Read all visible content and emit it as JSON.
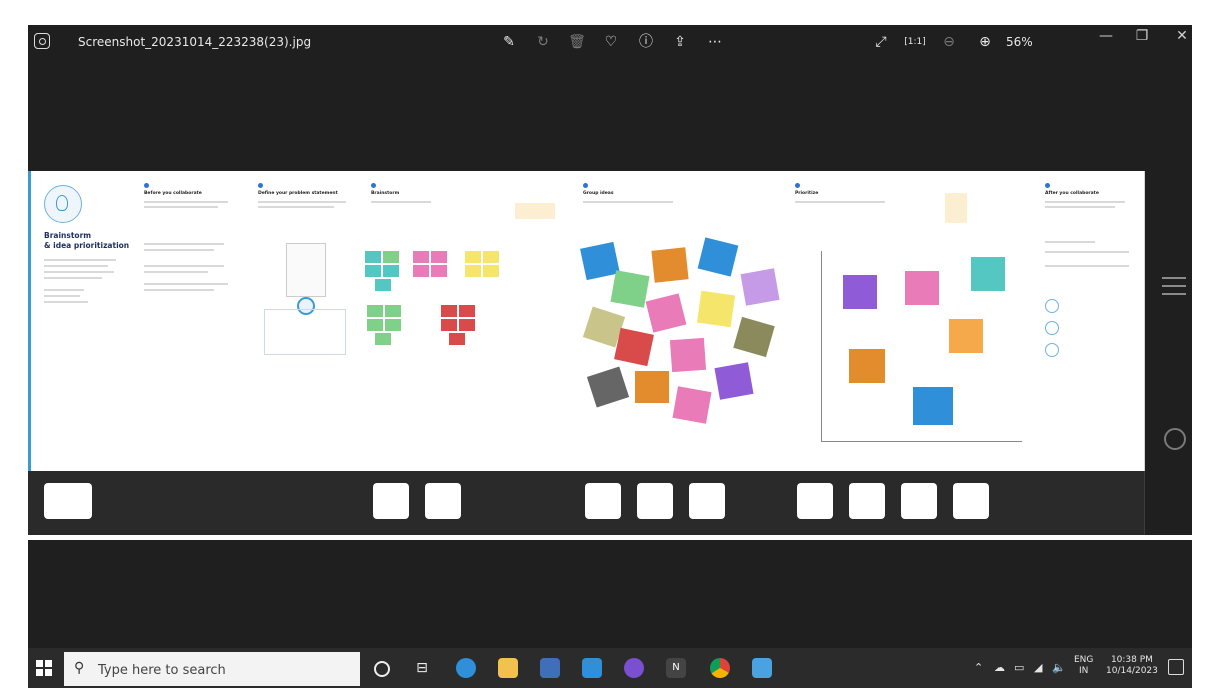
{
  "window": {
    "title": "Screenshot_20231014_223238(23).jpg",
    "zoom": "56%"
  },
  "toolbar_icons": [
    "edit-icon",
    "rotate-icon",
    "delete-icon",
    "favorite-icon",
    "info-icon",
    "share-icon",
    "more-icon"
  ],
  "view_icons": [
    "fullscreen-icon",
    "actual-size-icon",
    "zoom-out-icon",
    "zoom-in-icon"
  ],
  "board": {
    "cover_title": "Brainstorm\n& idea prioritization",
    "panels": [
      {
        "title": "Before you collaborate"
      },
      {
        "title": "Define your problem statement"
      },
      {
        "title": "Brainstorm"
      },
      {
        "title": "Group ideas"
      },
      {
        "title": "Prioritize"
      },
      {
        "title": "After you collaborate"
      }
    ]
  },
  "taskbar": {
    "search_placeholder": "Type here to search",
    "language": "ENG",
    "region": "IN",
    "time": "10:38 PM",
    "date": "10/14/2023"
  },
  "colors": {
    "accent": "#3b9bd6",
    "sticky_yellow": "#f5e66b",
    "sticky_green": "#7fd18a",
    "sticky_teal": "#54c7c2",
    "sticky_pink": "#e87bb8",
    "sticky_red": "#d94a4a",
    "sticky_blue": "#2f8fd8",
    "sticky_purple": "#8f5bd6",
    "sticky_orange": "#e38c2e"
  }
}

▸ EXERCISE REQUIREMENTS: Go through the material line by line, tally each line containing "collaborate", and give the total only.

▸ REPLY: 2